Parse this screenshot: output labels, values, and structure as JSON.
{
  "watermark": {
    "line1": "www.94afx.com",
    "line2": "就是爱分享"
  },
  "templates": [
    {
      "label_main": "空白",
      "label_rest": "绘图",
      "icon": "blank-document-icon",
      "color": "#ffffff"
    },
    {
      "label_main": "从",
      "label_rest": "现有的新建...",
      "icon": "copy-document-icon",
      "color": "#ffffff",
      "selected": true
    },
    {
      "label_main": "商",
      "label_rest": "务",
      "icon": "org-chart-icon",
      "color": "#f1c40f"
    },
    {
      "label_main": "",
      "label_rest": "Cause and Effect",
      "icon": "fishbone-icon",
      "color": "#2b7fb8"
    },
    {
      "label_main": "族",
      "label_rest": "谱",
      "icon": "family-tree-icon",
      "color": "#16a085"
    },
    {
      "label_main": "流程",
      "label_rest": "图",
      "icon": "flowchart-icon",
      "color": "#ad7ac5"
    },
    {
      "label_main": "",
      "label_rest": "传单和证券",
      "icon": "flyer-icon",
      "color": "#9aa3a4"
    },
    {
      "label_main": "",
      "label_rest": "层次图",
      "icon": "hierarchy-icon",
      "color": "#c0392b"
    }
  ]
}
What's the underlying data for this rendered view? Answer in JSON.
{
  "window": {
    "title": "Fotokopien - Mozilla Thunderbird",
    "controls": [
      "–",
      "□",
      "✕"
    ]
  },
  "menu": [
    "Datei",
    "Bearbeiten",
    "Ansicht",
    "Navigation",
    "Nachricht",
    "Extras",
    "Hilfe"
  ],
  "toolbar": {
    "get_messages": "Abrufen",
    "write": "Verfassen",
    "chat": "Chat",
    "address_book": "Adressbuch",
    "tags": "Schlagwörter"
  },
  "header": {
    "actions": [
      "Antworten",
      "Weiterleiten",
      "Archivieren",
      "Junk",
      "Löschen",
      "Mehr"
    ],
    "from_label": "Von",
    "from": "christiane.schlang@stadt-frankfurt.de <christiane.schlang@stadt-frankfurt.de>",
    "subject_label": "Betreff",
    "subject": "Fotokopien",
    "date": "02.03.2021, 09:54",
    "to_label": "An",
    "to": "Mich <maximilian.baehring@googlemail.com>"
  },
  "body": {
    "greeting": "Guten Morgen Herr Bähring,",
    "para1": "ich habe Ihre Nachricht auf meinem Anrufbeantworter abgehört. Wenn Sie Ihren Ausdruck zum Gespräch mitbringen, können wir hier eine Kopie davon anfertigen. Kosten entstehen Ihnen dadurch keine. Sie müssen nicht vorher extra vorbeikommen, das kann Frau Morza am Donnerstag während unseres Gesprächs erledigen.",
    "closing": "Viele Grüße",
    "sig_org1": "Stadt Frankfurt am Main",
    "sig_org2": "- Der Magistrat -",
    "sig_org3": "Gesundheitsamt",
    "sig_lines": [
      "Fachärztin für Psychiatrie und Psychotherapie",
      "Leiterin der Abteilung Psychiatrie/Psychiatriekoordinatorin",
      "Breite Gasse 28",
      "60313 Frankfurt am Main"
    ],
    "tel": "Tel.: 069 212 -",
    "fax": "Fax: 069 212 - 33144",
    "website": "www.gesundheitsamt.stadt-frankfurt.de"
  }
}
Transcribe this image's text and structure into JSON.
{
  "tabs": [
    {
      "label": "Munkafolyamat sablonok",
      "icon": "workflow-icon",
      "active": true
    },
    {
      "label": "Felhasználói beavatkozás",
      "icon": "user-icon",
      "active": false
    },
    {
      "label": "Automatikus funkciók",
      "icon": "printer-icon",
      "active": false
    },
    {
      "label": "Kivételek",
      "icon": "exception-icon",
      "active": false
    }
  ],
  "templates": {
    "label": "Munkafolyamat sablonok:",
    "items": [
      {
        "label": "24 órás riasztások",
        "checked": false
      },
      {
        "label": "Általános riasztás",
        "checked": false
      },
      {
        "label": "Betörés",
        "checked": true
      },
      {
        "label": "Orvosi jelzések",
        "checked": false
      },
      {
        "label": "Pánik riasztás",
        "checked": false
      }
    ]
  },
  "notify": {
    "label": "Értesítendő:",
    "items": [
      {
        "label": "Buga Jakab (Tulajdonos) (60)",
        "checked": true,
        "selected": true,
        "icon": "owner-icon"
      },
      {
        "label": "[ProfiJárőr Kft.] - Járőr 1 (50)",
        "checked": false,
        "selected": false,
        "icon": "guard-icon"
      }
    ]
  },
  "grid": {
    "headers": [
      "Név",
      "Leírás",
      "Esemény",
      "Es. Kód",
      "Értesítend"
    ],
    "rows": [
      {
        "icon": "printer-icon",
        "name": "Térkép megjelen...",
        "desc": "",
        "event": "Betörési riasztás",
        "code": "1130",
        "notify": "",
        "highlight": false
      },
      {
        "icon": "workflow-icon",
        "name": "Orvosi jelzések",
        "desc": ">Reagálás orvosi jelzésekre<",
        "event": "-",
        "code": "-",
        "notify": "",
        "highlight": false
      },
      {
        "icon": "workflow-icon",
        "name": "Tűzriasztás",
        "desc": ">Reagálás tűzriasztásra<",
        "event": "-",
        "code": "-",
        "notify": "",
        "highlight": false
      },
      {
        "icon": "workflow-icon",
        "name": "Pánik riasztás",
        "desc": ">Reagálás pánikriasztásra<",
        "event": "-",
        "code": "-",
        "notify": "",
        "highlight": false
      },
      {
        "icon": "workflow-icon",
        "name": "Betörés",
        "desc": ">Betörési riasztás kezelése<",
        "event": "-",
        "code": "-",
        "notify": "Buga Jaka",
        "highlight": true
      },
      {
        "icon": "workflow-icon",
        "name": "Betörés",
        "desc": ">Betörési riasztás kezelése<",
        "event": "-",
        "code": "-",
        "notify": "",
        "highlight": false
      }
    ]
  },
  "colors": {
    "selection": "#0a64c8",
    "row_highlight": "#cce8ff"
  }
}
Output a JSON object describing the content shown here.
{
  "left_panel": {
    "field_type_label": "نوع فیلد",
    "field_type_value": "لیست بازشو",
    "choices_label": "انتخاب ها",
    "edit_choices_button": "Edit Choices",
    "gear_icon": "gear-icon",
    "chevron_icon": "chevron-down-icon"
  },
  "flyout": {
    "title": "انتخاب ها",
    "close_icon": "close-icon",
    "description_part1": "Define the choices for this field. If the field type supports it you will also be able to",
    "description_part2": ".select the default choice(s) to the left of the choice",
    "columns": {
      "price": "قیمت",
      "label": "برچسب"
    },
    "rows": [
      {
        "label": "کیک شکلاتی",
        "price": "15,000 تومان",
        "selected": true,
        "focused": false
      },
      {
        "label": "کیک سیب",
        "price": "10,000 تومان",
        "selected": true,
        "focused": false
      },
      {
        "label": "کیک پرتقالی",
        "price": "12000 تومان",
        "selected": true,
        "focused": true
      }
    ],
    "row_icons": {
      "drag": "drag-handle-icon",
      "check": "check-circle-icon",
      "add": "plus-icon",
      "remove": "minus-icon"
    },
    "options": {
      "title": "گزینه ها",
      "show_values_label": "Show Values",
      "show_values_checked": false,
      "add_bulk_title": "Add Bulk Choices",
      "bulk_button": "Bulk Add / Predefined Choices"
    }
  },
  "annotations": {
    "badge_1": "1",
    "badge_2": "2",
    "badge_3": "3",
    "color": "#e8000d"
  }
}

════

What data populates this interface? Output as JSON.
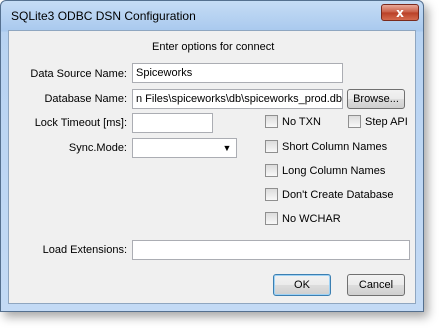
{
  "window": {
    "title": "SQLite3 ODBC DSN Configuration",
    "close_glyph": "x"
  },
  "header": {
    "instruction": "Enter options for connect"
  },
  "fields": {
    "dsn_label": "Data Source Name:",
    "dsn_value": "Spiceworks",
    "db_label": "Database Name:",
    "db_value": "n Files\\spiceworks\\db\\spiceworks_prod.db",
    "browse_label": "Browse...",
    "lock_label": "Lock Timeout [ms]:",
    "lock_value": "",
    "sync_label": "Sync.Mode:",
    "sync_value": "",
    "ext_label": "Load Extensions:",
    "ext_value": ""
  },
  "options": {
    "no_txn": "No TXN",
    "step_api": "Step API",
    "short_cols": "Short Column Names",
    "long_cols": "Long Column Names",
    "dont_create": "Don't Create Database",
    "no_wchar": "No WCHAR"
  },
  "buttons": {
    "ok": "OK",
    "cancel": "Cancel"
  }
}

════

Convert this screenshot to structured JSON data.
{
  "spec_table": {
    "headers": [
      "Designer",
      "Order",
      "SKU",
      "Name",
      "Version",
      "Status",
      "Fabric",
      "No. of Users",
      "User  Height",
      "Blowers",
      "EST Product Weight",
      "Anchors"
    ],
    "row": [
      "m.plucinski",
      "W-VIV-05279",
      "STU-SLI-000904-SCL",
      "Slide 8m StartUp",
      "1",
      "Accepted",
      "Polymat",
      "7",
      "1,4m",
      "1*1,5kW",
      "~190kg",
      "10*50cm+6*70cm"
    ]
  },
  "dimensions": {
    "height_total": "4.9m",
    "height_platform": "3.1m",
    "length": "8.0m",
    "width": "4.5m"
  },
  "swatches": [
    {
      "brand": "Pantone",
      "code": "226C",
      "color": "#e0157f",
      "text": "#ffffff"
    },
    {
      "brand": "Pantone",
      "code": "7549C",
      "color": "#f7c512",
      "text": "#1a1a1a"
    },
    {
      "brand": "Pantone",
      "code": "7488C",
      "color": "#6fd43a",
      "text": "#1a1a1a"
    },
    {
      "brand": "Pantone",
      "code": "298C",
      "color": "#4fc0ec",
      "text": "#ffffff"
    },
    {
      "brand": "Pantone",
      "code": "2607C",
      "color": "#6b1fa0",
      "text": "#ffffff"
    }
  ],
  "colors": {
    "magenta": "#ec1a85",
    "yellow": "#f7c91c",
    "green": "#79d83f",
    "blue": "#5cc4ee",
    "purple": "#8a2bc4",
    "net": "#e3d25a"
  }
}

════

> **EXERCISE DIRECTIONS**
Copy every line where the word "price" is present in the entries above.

> **RESULT**
      "price": "قیمت",
        "price": "15,000 تومان",
        "price": "10,000 تومان",
        "price": "12000 تومان",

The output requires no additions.